“The jury found that at least one of the reasons why [the victim] was attacked was because he is a gay man,” Jennings said in the sentencing memorandum. “This type of conduct by the defendants, and their targeting of [the victim] because of who he is and how he presents, is reprehensible, illegal, and shows an utter contempt for human life,” she said.
“This was an example of the MPD and the U.S. Attorney doing exactly what we should do,” the police source said. “The fact that the judge went outside the sentencing guidelines is troubling at the very least.”
William Miller, a spokesperson for the U.S. Attorney’s office, said the victim and his mother testified at the sentencing hearing on Monday as part of a process of presenting a victim’s impact statement to show the court how a serious crime affects the life of a victim.
But Miller said he was not aware of any outside groups presenting a community impact statement to the judge. In the past, the U.S. Attorney’s office has invited LGBT organizations to submit community impact statements in anti-LGBT hate crime cases. The purpose, according to prosecutors and LGBT activists, is to demonstrate to a judge that a hate crime has a negative impact on an entire community beyond that of the individual victim.
Sterling Washington, who served as director of the Office of GLBT Affairs under Mayor Vincent Gray, said his office helped coordinate the community impact statement process with a coalition of local LGBT groups known as the Violence Prevention and Response Team, or VPART. The groups making up the coalition include Gays and Lesbians Opposing Violence (GLOV), D.C. Trans Coalition, SMYAL, and Rainbow Response Coalition.
The Blade this week sent email messages to leaders of each of those groups and to Sheila Alexander Reid, who replaced Washington as director of the LGBT Affairs Office under Mayor Muriel Bowser, asking whether they considered submitting a community impact statement to Judge Williams in the case of the Lucas twins.

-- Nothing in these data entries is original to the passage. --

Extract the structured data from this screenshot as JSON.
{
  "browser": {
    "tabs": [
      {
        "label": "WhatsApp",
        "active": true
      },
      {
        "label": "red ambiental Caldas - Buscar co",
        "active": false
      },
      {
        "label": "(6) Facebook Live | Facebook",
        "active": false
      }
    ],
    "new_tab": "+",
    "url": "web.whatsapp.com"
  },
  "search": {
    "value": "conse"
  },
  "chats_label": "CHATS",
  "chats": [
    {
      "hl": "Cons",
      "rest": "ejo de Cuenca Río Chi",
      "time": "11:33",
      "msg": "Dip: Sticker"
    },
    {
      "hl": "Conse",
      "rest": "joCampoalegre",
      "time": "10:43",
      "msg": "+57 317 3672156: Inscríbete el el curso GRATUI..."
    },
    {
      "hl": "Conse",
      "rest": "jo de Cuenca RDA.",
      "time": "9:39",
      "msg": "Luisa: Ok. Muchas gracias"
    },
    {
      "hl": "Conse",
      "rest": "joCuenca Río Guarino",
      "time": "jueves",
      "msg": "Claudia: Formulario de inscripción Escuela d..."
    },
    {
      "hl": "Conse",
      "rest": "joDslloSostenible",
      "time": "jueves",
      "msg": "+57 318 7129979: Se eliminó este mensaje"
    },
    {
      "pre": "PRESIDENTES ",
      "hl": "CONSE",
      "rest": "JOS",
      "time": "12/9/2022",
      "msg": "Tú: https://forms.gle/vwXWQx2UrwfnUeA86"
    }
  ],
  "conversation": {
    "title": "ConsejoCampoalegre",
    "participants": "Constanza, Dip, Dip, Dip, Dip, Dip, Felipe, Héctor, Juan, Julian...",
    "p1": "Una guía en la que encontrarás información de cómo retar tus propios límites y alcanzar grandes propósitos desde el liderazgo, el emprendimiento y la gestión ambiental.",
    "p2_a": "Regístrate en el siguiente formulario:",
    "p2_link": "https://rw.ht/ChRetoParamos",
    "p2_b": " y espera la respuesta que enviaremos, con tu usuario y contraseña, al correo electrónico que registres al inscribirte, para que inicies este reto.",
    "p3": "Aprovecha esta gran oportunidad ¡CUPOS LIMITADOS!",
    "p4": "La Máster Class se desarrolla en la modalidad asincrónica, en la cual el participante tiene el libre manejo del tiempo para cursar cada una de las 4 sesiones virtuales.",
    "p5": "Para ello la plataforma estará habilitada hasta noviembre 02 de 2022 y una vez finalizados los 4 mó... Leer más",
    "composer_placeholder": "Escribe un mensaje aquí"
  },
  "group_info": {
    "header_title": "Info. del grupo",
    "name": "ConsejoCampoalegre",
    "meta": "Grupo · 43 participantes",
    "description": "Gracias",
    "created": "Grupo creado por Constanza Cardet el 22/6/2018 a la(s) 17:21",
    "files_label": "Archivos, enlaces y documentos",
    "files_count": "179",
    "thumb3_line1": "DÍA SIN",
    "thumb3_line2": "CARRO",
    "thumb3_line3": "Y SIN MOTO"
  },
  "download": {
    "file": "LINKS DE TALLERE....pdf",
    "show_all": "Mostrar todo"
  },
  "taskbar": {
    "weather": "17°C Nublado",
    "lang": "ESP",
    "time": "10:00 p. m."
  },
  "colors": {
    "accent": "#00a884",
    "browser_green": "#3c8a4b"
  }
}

None of the group leaders responded to the message as of Wednesday afternoon.
Alexander-Reid told the Blade on Wednesday in a statement that her office will “continue facilitating the Violence Prevention and Response Task Force (VPART) alongside community organizations and leaders doing violence prevention and survivor support work in the District.”
She said that on behalf of all D.C. residents, “we send our deepest sympathies to the family of the victim of this violent attack. Everyone deserves to feel safe in our city regardless of who they are or love.”
But her statement did not say whether she knows why one or more of the groups participating in VPART did not file a community impact statement to the judge in the case of defendants Christina and Christopher Lucas.
The LGBT groups that make up VPART also have not said whether they have asked D.C. police why the Oct. 19, 2013 attack against the gay victim by the Lucas siblings was not publicly disclosed until the two defendants were convicted in D.C. Superior Court on May 8, 2015.
In a statement released to the Blade on Wednesday, U.S. Attorney spokesperson William Miller said his office worked diligently and aggressively to prosecute the case against the Lucas siblings.
“The jury delivered a powerful verdict finding both Christopher and Christina Lucas guilty of aggravated assault while armed with a bias enhancement for the beating,” he said. “The jury found that at least one of the reasons that the victim was attacked was because he is a gay man.”
Miller added, “Reflecting on the seriousness of the offense, the U.S. Attorney’s Office filed a nine-page sentencing memorandum that sought a sentence of 180 months for each defendant on this charge, at the very high end of the Court’s voluntary sentencing guidelines.”